I dozed peacefully for some time. I vaguely remember faces of people who entered my room. My mother, Alex, Dr. Edwards. They appeared to exist only as memories. Memories of a past I could no longer reach. I deciphered their faint voices at my bedside.
“I’ve never diagnosed anything like this…”
“Comas can be…”
“….a Mrs. Trenholm died….”
At times, I could see them, but as I reached out, the people I tried so desperately to contact, floated passed me. It was as though my eyes had vacated my body and were floating around the room. I continued to shift in this manner until darkness came upon me. I was afraid the spider would come again or the marching soldiers. Going in and out of consciousness, I found myself at the edge of a dark lake. Blackened willows bent over the water. The shadows engulfed me. I wanted to scream, but I had no voice, voiceless among the voiceless. The shadow shapes began to crowd in, this time, I noticed they had faces. I yelled at them, “Who are you? What do you want from me?” The faces regarded me with expressionless eyes. Get away, get away now… I must get away….get away.
With as much courage as I could gather, I began to run along the black lake. To my horror, I found the shore was slippery and I felt myself sinking into the dreary water. I cried. The lake was full of the shadows of lost souls. Their long, lifeless arms reached for me. This was it. I was on my way to becoming one destined to spend the hereafter in those dark, murky waters. The arms groped for me. At one point, I decided not to fight anymore, then I remembered the sunlight and the happiness I had experienced in the other world. With all the strength I could muster, I lunged from the water and grabbed the ledge. Somewhere from within, a desire propelled me up from the abyss and back toward the living.
I awoke from the coma. Alex was asleep beside the hospital bed. He looked dejected, I fear his golf game had been suffering. I called to him.
“Carolyn! Oh, thank God you are awake!”
I smiled. I had made it after all.
It was only on the way home that I thought of the azaleas. I got out of the car and walked around the corner of the house. They were once again in magnificent, ecstatic bloom.
“Alex!” I exclaimed. “Look at the flowers!”
“Yes, I thought you might be surprised,” he answered. “While you were in the coma, I hired a gardener to care for them. He watered and misted them and put the coffee grounds on them just like poor old Mrs. Trenholm wanted.” He continued, “You know, I was thinking, maybe we should sell the house, it is just too much. Maybe find a little beach house, you like the coast, right?” I thought for a moment and admitted to myself that I might have even leaned toward a nice townhouse surrounded by lots and lots of concrete and no shrubs.
“I don’t think so,” I answered.
Alex looked at me in surprise. “Are you sure, I mean…”
“I want to keep the house. I must keep this house.”
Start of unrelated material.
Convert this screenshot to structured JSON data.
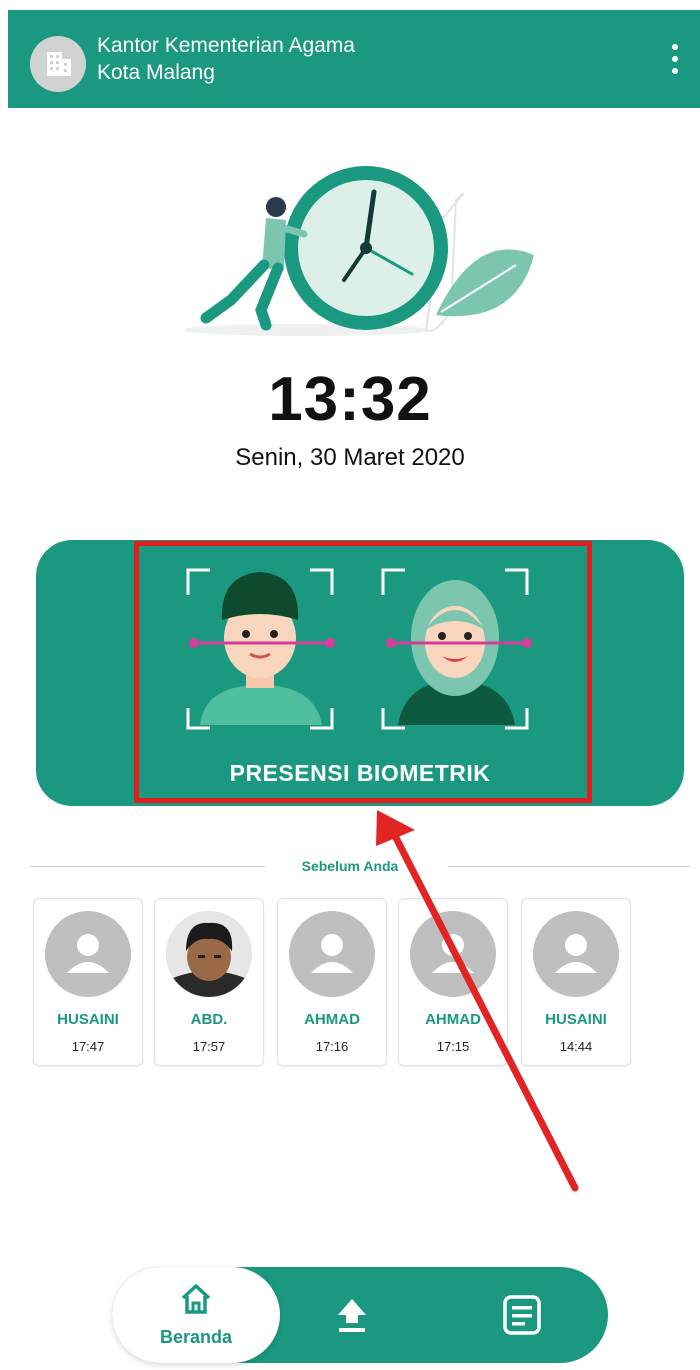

Today, the gardening club meets, and I am the guest speaker. The topic is, “Tried and Tested Tips for Azaleas.” You see, I have come to care for them a great deal now, I understand them. I never intend to neglect them again.